Noxopharm Limited (ASX:NOX) Managing Director and CEO Dr Graham Kelly updates the latest interim results from the Company's Phase 1b clinical study (CEP-1) involving the use of its lead drug candidate, NOX66, in a combination treatment.
Jessica Amir: Hi. I'm Jessica Amir for the Finance News Network, proudly joined by Noxopharm (ASX:NOX) Managing Director and CEO Dr Graham Kelly. Welcome back.
Dr Graham Kelly: Thanks, Jessica.
Jessica Amir: So, congratulations. You've just released some encouraging data at the Cancer Conference in Paris, but just tell us what the study's really all about.
Dr Graham Kelly: The summary is that we're using patients who have got late-stage cancers, various types of cancers, common cancers, and these are patients who are eligible for palliative chemotherapy. In other words, chemotherapy that is not going to cure anything, it's just going to aim to keep them alive a little bit longer. We've shown that our treatment is able to stop the progression of that cancer, but to do so without causing any harm to the patient.
Jessica Amir: Well, that is a pleasing announcement. Now can you tell us about the study, the treatment that you're giving, and how many people are involved in the study?
Dr Graham Kelly: The treatment was a combination. It's the Noxopharm drug called NOX66, and we used it in combination with another drug called carboplatin, but we gave the carboplatin at half of the normal dose, and that's a dose that you would not expect to have any meaningful anti-cancer effect in patients. So, together, we were hoping that that combination would provide a meaningful clinical response. Now, there were 15 patients. These were a mixture of breast cancer, lung, prostate, and ovarian cancer. Those four types.
Jessica Amir: And, Graham, aside from, of course, importantly elongating people's lives, what else were you really hoping to achieve?
Dr Graham Kelly: There were two main objectives. The first was to see whether this combination therapy that we've developed would be well tolerated by the patient, because I think most people understand that chemotherapy generally has a lot of side effects and can be quite damaging. So, we wanted to see whether this chemotherapy regimen that we've put together would be well tolerated. That was the first objective.
The second objective was to see whether we could actually stop the growth of the cancer in these patients.
Jessica Amir: Graham, what exactly did you see in the study?
Dr Graham Kelly: Well, there were 15 patients that we started with. One of those 15 had an allergic reaction to the carboplatin drug, so that patient had to come off the study, which left 14 patients. And out of that 14, 12 of them, after three months of treatment, had not shown any progression in their cancer. Two of the 14 had, and they, of course, came off study, but 12 of 14 did not show any disease progression.
It's important to make the point, I think, Jessica, that this is not about survival. That's for later. What we're looking at now is asking a very simple question, can we stop the cancer from growing?
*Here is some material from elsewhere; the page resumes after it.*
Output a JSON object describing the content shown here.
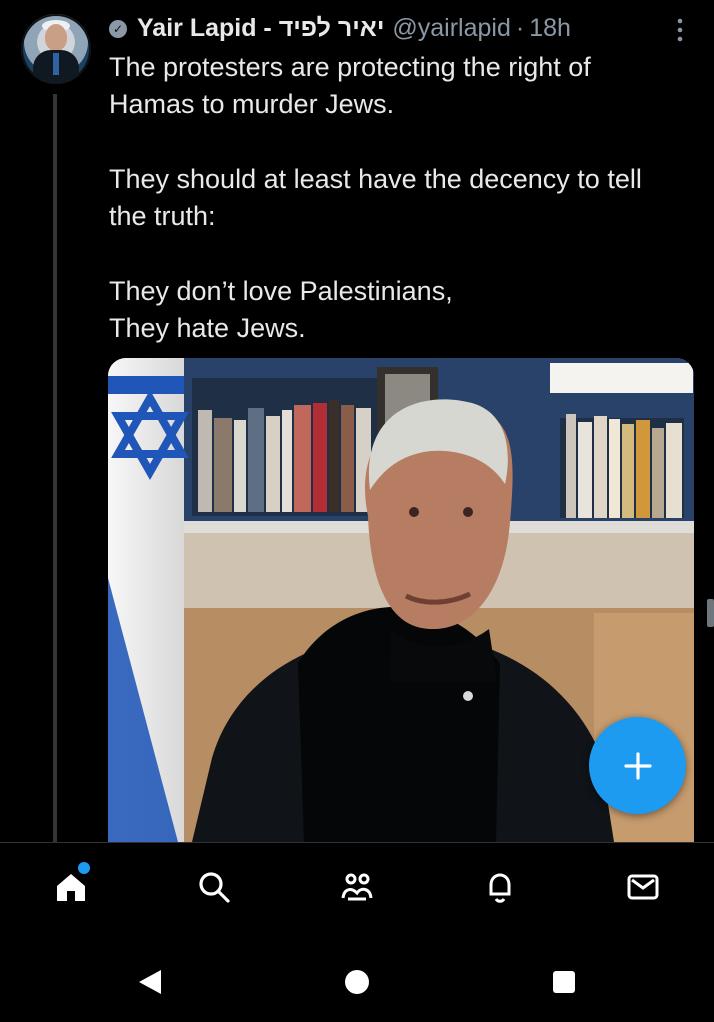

That was what we've answered in the study.
Jessica Amir: So, what's the significance of these results to cancers generally?
Dr Graham Kelly: Well, in this study we used patients who were end-stage. In other words, they've had this disease for some time, it's progressed, it's now stopped responding to any other form of therapy. So, these patients are at a point of the only therapy that's available is really palliative therapy, which generally means it's there to treat the symptoms of the disease, not to stop the disease.
So, what we've shown here is that it is in fact possible to go beyond that and to actually stop the progression of the disease. So, I think that's the main message to be taken out of this study.
I think it's also important to make that point that there were four different cancer types we looked at here. Now, with only 14 patients it's not possible to have a lot of these tumour types. In fact, five of the 14 were breast cancer patients, and all five breast cancer patients showed no disease progression after three months. We've yet to look at other cancers, but I think the fact that it's worked across four major common forms of cancer is highly encouraging.
Jessica Amir: And lastly, Graham, where to from here?
Dr Graham Kelly: Well, this was just a sighting study. We asked the question, is it worth going further? And the answer very clearly is, yes, it is worth going further. So, the next study will need to be a larger study involving larger numbers of patients, probably just one or two cancer types, and we also need to ask the key question, how durable is the response that we've seen? I mean, up till now we've just treated patients for three months. Now, the next question is, well, what happens after six or 12 months? Can we extend that blockage of cancer growth?
Jessica Amir: Well, Dr Graham Kelly, very pleasing results. Congratulations and thanks for the update.
Dr Graham Kelly: Thanks, Jessica.